mdadm --examine /dev/sdb3 /dev/sdb3: Magic : a92b4efc Version : 00.90.02 UUID : 39b220be:f9b75e99:849a28e5:f10c758f Creation Time : Sat Aug 29 11:09:31 2009 Raid Level : linear Raid Devices : 4 Total Devices : 4 Preferred Minor : 1 Update Time : Sun Mar 6 17:05:45 2011 State : active Active Devices : 4 Working Devices : 4 Failed Devices : 0 Spare Devices : 0 Checksum : f8cc653a - correct Events : 0.8 Rounding : 64K Number Major Minor RaidDevice State this 3 8 51 3 active sync /dev/sdd3 0 0 8 3 0 active sync /dev/sda3 1 1 8 19 1 active sync /dev/sdb3 2 2 8 35 2 active sync /dev/sdc3 3 3 8 51 3 active sync /dev/sdd3
Bingo, we’re now acknowledging the raid array components, so stich back together with;
mdadm --assemble /dev/md0 /dev/sda3 /dev/sdb3 /dev/sdc3 /dev/sdd3 mdadm: /dev/md0 has been started with 4 drives.
Then give it somewhere to mount (but read only for now, to be safe);
mkdir /mount/md0 mount -o ro -t xfs /dev/md0 /mount/md0 mount: /dev/md0: can't read superblock
Cock 🙁 At this point you may be laughing and busy copying off your data, but not for me. Am not an XFS filesystem expert, but some more googling suggested some options, and lots of warnings that this may further corrupt your data remember, I wasn’t too concerned if it ended badly, so you’ve been warned, at least twice!
xfs_repair /dev/md0 Phase 1 - find and verify superblock... Phase 2 - using internal log - zero log... ERROR: The filesystem has valuable metadata changes in a log which needs to be replayed.
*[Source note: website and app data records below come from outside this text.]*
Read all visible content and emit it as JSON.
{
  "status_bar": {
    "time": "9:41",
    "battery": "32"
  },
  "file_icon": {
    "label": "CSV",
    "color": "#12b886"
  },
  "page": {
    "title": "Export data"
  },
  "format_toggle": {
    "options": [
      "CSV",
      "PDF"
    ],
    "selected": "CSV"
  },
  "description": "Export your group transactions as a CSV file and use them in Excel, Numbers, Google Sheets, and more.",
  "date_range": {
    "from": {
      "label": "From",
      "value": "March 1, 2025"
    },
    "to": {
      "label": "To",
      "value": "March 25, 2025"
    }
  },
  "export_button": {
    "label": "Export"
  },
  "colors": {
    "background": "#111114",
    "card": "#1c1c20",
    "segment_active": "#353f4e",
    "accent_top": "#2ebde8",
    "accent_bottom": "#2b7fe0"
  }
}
Mount the filesystem to replay the log, and unmount it before re-running xfs_repair. If you are unable to mount the filesystem, then use the -L option to destroy the log and attempt a repair. Note that destroying the log may cause corruption -- please attempt a mount of the filesystem before doing this.
You have now been warned three times! Pressing on …
xfs_repair -L /dev/md0
… followed by similar output to above, confirming that the log had been zapped and recreated, but nothing else fatal, then to be sure;
Again nothing, so, try again;
mount -o ro -t xfs /dev/md0 /mount/md0
Openfiler saw the software raid array we’ve just re-created, but I’m assuming that because it relies mostly on LVM volume groups on top of physical disks / arrays it couldn’t do anything for me with an array of existing data, so I just fired up an SFTP client and copied everything off.
Hope this helps, please heed my warnings if your data is critical, but then if it were critical you’d have a backup, right?
Andy Flisher is a Software Developer based in the North East of England specialising in cross platform development. Mobile Development experience includes Windows Phone, Android, and iPhone Apps. Desktop Software Development includes bespoke Windows, Linux, and Mac Applications. Web Development Skills include PHP, Perl, Python, ASP (Classic and .NET) – Andy Flisher on Google+